How Laziness Prevent Most People from Succeeding
Laziness is a shared and inherent human weakness. We avoid boring tasks at all costs and opt for the easiest route when facing a work situation. The easiest route to solving a challenge is good only when that route presents the best outcome. Most often than not, the easiest route leads to a solution other that the best option.
Were it not for laziness, employees wouldn’t need motivation to do work their employers paid them to do. Smart fellows created an industry worth several billions of any currency in the world out of selling motivation to people more accustomed to smart phones and television than they’re to work.
Consider, for instance, the instinct by most people, bosses and colleagues alike, to take credit for someone else’s efforts. They fancy the recognition that trails success but loathe the struggles that precede it.
They know with success they can get other men at their employ, confine as many beautiful women, (or built men in some cases) as they deem fit to their harem, take elaborate trips around the world, ride the most luxurious of cars, live in the most glamorous of houses, shop in the choicest malls available, among many other rewards that come with success. But even with these knowledge, most people are still forced to go to work or study out of fear of consequences rather than out of love for rewards and benefits.
Laziness hinder most people from succeeding; they can’t put up with the level of work that success demands.
There’s a quote attributed to Bill Gates and bandied about by supporters of idleness. It goes something like, “I’ll always choose a lazy person to do a hard job, because a lazy person will find an easy way to do it.” It hasn’t been verified that Gates said so. Quote investigator, a website that represents its name, traced the comment to a few other people other than Bill Gates. Yet, It doesn’t count who said so or didn’t say so. Malcolm Gladwell, in his book, Outliers; the story of success, demonstrated the 10,000 hours’ principle of success with Gates’ example. He wrote about how Gates coded away his entire teenage years and spent up to 10,000 hours learning to write codes and writing them, before he attained mastery of programming.
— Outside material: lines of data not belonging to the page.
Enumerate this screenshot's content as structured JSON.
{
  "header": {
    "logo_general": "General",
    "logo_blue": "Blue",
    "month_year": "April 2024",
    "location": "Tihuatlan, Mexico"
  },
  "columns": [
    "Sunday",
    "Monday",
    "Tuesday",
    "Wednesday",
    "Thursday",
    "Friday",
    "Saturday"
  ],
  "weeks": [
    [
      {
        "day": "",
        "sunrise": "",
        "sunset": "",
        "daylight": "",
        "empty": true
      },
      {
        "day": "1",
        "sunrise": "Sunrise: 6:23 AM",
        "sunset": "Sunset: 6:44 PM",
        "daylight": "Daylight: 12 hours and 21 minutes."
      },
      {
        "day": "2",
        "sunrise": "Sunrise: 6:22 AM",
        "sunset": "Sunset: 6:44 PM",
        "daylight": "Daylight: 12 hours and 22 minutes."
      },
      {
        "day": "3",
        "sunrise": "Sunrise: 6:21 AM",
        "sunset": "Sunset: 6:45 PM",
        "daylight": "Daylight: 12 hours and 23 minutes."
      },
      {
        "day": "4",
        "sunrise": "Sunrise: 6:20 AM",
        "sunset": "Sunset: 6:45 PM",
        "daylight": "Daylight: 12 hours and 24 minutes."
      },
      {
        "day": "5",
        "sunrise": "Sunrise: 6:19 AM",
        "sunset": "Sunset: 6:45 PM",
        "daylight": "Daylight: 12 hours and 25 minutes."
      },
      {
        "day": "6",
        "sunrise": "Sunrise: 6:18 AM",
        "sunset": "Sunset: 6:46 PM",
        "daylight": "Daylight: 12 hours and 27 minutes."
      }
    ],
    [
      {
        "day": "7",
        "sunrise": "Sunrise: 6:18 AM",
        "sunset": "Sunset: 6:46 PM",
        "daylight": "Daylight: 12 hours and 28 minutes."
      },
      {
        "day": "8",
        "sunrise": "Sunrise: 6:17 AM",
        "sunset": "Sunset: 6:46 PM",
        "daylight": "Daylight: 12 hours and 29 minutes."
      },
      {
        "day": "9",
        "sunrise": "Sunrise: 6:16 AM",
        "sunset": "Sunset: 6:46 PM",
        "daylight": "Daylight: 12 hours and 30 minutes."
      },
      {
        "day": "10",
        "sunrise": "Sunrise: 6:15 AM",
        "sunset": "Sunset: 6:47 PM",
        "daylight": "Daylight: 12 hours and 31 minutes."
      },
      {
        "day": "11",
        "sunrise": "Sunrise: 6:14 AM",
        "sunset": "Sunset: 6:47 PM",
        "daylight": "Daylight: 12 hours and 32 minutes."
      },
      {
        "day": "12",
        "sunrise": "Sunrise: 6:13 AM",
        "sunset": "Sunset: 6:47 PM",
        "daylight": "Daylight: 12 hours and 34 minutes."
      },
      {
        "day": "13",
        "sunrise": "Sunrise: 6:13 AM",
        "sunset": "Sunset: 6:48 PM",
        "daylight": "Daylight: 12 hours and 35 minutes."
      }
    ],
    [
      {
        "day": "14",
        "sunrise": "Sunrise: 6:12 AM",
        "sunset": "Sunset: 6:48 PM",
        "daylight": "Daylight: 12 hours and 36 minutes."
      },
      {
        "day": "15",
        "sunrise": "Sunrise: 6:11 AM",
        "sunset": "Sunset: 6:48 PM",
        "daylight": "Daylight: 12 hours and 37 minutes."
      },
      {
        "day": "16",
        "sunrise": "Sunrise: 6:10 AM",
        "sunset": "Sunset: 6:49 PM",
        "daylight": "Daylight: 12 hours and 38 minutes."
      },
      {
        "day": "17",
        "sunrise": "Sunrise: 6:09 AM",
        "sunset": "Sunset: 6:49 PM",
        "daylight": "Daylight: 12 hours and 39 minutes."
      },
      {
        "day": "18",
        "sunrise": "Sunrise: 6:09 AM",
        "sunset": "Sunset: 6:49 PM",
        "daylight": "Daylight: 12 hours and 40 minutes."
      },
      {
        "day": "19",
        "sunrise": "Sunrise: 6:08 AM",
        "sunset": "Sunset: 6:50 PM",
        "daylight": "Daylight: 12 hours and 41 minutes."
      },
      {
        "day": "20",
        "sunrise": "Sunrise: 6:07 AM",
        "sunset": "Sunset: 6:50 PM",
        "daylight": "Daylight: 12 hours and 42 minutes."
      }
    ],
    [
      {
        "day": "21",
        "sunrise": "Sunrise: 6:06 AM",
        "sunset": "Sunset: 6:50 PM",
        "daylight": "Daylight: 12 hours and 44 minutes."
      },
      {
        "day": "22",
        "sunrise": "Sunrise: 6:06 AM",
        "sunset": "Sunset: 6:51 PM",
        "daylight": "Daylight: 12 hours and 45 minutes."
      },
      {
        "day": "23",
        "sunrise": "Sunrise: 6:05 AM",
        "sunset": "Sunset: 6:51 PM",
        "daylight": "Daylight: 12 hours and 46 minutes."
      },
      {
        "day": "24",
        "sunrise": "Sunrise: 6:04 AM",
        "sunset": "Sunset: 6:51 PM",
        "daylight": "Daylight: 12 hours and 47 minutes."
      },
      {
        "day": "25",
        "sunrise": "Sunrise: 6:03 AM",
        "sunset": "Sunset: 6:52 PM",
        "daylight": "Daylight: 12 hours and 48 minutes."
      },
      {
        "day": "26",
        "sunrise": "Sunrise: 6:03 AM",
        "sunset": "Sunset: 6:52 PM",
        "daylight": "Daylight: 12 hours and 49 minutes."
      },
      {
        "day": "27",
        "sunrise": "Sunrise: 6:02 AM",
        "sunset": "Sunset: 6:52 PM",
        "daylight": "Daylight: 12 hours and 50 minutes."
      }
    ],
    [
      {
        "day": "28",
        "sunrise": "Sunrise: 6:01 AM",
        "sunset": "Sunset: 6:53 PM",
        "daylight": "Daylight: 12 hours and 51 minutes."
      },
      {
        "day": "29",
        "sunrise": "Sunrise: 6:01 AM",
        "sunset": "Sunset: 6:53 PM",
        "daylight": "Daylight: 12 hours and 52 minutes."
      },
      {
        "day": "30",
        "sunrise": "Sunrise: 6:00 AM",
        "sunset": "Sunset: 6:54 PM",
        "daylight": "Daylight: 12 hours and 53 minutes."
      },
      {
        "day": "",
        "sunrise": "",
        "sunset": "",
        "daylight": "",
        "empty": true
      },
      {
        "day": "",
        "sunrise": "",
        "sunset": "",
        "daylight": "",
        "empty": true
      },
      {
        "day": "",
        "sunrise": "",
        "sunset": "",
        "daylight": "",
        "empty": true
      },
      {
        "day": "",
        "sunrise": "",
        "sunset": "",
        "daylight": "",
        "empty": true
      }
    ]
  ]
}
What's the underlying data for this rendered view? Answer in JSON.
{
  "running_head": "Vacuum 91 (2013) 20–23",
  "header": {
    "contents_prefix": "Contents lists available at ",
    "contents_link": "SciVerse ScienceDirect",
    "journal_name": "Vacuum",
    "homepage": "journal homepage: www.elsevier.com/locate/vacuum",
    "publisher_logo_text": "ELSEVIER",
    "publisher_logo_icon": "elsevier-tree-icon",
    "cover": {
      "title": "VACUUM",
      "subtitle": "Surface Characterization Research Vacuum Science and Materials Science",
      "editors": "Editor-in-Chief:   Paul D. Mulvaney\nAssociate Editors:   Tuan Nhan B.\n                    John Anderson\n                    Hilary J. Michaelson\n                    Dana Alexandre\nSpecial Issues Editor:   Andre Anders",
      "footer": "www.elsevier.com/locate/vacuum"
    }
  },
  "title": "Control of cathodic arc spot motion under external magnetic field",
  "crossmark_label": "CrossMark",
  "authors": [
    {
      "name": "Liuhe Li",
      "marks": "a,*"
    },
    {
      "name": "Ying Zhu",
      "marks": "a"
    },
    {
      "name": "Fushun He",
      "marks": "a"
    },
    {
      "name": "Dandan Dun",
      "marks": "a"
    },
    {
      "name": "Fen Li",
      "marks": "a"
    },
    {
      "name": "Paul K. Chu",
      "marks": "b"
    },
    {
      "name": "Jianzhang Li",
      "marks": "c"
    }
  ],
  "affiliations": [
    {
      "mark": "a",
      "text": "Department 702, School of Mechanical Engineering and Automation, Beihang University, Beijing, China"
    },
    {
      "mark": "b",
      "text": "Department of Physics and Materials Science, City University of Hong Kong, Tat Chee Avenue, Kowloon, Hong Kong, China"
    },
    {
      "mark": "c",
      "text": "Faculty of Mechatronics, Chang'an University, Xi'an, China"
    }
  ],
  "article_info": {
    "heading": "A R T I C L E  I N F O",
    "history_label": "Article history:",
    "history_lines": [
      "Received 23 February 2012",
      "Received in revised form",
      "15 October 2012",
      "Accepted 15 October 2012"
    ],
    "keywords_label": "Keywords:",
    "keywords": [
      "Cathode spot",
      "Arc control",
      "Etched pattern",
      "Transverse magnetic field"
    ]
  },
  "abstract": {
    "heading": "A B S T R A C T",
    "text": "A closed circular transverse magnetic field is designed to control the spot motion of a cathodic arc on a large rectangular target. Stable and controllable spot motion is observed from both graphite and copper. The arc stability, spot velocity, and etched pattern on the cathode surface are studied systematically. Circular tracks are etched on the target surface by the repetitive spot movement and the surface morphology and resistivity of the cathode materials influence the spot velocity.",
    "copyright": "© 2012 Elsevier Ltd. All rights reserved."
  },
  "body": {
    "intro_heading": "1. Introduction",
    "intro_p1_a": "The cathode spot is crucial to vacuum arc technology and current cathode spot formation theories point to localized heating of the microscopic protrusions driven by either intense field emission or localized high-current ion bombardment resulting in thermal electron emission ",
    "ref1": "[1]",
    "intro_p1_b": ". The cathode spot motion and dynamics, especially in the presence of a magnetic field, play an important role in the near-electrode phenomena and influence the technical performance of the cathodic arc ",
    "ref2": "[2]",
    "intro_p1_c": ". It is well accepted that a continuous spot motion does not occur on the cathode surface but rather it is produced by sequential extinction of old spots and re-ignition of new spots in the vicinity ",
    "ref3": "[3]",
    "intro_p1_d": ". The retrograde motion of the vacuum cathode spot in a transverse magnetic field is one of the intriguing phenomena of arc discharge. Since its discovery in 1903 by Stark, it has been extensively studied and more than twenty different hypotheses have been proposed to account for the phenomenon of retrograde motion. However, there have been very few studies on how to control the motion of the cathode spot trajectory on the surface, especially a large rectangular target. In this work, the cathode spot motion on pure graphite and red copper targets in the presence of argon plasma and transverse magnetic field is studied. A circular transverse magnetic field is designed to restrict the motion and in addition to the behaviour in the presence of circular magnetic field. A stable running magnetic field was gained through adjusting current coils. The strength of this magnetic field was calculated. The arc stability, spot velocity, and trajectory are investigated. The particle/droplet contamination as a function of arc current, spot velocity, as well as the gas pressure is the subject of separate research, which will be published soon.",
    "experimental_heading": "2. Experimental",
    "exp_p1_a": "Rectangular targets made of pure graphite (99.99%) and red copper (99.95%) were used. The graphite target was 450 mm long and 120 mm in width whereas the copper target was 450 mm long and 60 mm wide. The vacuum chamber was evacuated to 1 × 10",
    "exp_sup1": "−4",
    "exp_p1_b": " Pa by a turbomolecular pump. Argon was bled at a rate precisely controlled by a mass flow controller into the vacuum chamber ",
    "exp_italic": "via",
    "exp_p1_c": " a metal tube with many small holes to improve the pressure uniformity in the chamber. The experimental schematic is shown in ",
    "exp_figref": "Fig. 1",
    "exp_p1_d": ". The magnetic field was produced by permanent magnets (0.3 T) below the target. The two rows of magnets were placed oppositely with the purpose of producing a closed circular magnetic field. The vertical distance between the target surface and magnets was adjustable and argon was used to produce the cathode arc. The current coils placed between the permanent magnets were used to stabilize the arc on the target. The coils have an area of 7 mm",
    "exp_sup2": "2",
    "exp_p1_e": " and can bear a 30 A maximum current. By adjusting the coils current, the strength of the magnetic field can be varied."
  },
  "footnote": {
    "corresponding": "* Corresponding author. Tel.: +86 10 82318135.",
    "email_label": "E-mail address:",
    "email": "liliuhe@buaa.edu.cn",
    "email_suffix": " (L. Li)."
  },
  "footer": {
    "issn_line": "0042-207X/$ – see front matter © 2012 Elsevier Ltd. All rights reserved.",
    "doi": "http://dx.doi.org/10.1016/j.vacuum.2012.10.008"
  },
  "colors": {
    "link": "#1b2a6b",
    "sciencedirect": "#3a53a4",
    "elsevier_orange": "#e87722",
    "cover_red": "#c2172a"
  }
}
Image Source: https://www.gatesnotes.com/
Toiling away at tasks, both boring and interesting ones, year after year, for several years depending on individual circumstances, is the hallmark of successful people. There’s no substitute for hard work; working smarter to cut down hours and achieve quality results is only a plus.
A Few Manifestations of Laziness
- At any time, there’s a level of resources we command and the level we’re are capable of commanding. In the least, the resources we command are our time, or skills, or knowledge. When money is out of the list, we fold our hands, failing to act on our ideas, and blaming our inaction on the lack of money. Allowing the other resources at our disposal to wane, out of disuse. Working in a 9 to 5 job is another excuse people bandy about for not acting on ideas even when there is the capital to do so. They complain to no end about their lack of time.
- Toiling away at tasks that appear easy in gross neglect of the work, which you ought to do and that’s a major requirement of your business or situation at the time, is laziness.
- Mental hibernation is a kind of laziness that supersedes inaction. The easy route here is to flow with the crowd, doing what everyone else is doing and making do with whatever life throws at you. All in gross negligence of the hard and successful route of digging deeper for your own unique possibilities and opportunities. Mental laziness is the failure to use the mind and imagination to unearth the unique set of latent talents lying low within your unconscious, because your situation is different from everyone else’s. These latent talents and possibilities are the primary sources of your competitiveness. They set you apart from the rest of the world; with them you can make your mark on the world by adding something new and valuable to what’s existing in the market. Failing to dig them up for use leads to a dip in your competitiveness.
The antidote to laziness is consistent and strategic action, not mere hard work.
The market place is all about creating valuable products and services to meet ever-evolving customer and user demands. To do so, the business owner executes tasks that’ll fulfill the needs and demands of his market. This involves daily and regular work. Some of it is directly related to the core aspect of the business like production and manufacturing, the rest is ancillary like sales and marketing. In this respect, entrepreneurship differs from a job by a wide margin. You can’t take vacations at will. You have to be up to the task of your business. Sometimes, that means thinking, planning, and working through most days of the year with fewer vacations. Although, when the business reaches the stage of a system that runs on its own, the entrepreneur can then splurge. Until such time, a successful business owner laziness must rule out the urge to be lazy. He can splurge and return to the hustle when he’s had time away enough to refresh. He rests on his oars and risks losing his success.
The entrepreneur’s work schedule is best when it’s a predictable routine. Joggling between learning, exercise, meditation, networking, and most importantly, work and rest. Not necessarily in that order though. Notice the absence of laziness on the list.
You must make out time for those activities even though it’s hard to do so.
You don’t arrive at breakthrough ideas and business models by idling away all day watching television and playing video games. You do so by tinkering with options and fine-tuning solutions till you get the best possible outcome.
Even a lazy man’s approach to relaxation time is counterproductive. He can’t submit to total relaxation by tuning off the distractions that cut down the value we derive from our rest time. That’s the link I found between distraction and laziness; they both distract from work and from rest. They prevent success.
Originally published at influence.com.ng on August 23, 2017.